In early 2020, Erie Arts & Culture launched a visiting artist residency program in collaboration with Long Road Projects. Through this program, Erie Arts & Culture and Long Road Projects provide contemporary artists with dedicated time and space to reflect, research, and create new bodies of work – outside of their usual environments. This program also creates opportunities for new perspectives and creative processes to be shared, which in turn positively impacts the cultural and creative landscape in Northwestern Pennsylvania.
This visiting artist residency program is made possible through the generous support of a privately funded grant from The Erie Community Foundation.
While in residence with Erie Arts & Culture, Overstreet will maintain a studio at Grounded Print and Paper Studio. For those individuals interested in conducting a studio visit with Overstreet, please email Patrick Fisher ([email protected]).
On March 15, 1020 Collective will host an artist presentation with Overstreet Ducasse. Artists interested in receiving a professional critique of their work from Overstreet are encouraged to bring either a portfolio of their work or select work samples to share. We encourage you to sign up in advance to participate in a critique, as time is limited. Critiques will be limited to 10 minutes per artist. For additional information, contact Sarah Moody ([email protected])
On March 29, Overstreet will lead a workshop with students at the Inner-City Neighborhood Art House. Overstreet will meet with teenage students who are members of GAIA Youth United. Together, Overstreet and student participants will examine art as a form of activism.

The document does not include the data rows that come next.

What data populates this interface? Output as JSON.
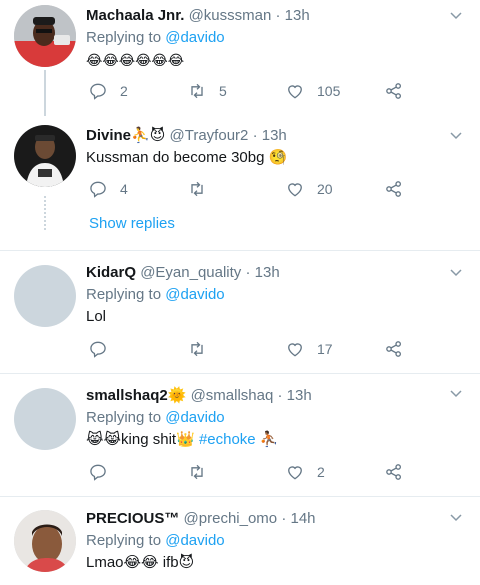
{
  "replying_to_label": "Replying to",
  "show_replies_label": "Show replies",
  "colors": {
    "link": "#1da1f2",
    "muted": "#657786",
    "divider": "#e6ecf0",
    "avatar_placeholder": "#ccd6dd"
  },
  "icons": {
    "reply": "reply-icon",
    "retweet": "retweet-icon",
    "like": "heart-icon",
    "share": "share-icon",
    "more": "chevron-down-icon"
  },
  "tweets": [
    {
      "name": "Machaala Jnr.",
      "handle": "@kusssman",
      "time": "13h",
      "reply_to": "@davido",
      "text": "😂😂😂😂😂😂",
      "replies": "2",
      "retweets": "5",
      "likes": "105"
    },
    {
      "name": "Divine⛹️😈",
      "handle": "@Trayfour2",
      "time": "13h",
      "text": "Kussman do become 30bg 🧐",
      "replies": "4",
      "retweets": "",
      "likes": "20"
    },
    {
      "name": "KidarQ",
      "handle": "@Eyan_quality",
      "time": "13h",
      "reply_to": "@davido",
      "text": "Lol",
      "replies": "",
      "retweets": "",
      "likes": "17"
    },
    {
      "name": "smallshaq2🌞",
      "handle": "@smallshaq",
      "time": "13h",
      "reply_to": "@davido",
      "text_prefix": "😹😹king shit👑",
      "hashtag": "#echoke",
      "text_suffix": "⛹🏾",
      "replies": "",
      "retweets": "",
      "likes": "2"
    },
    {
      "name": "PRECIOUS™",
      "handle": "@prechi_omo",
      "time": "14h",
      "reply_to": "@davido",
      "text": "Lmao😂😂 ifb😈"
    }
  ]
}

GAIA Youth United is a group of strong minded individuals who want to make a change in the world. GAIA is the Greek God of the Earth. Through this program, teens explore social justice topics related to climate change, the Black Lives Matter movement, feminism, and gender equity. GAIA is a safe place for teens to speak up, share opinions, and take action.
Born in Haiti, Overstreet Ducasse came to the United States at the age of six. Faced with the challenges of an unfamiliar environment, a new language, and a different culture, Ducasse turned to art as a means of expression and communication. He deems art the universal language and a way to release frustrations and aggravations.
The art of Ducasse goes beyond the visual. His work is captivating, direct, and abundant with metaphors and meaning. As an artist, Ducasse refuses to be locked down by one particular style. “The number one rule in art is that there are no rules.” He creates on a variety of mediums from traditional canvas to wood frame doors.
Inspired by the desire for reason and understanding, his work is the expression of his life experiences as well as his true intellect. Ducasse describes himself as a Deepressionist, a term he conceived to express both the frustrations experienced by the artist and the depth of thought and imagination an artist must exude.
The Source of His Name:
His father, Jose Lopez Ducasse, gave Overstreet his unusual first name. His father chose the name after reading a book by social psychologist, Harry A. Overstreet, which profoundly inspired the senior Ducasse. Overstreet’s name is not all he inherited from his father. Jose Ducasse was also a painter, but his family never saw his work. Jose Ducasse’s paintings were all sold in Haiti to tourists during an earlier period.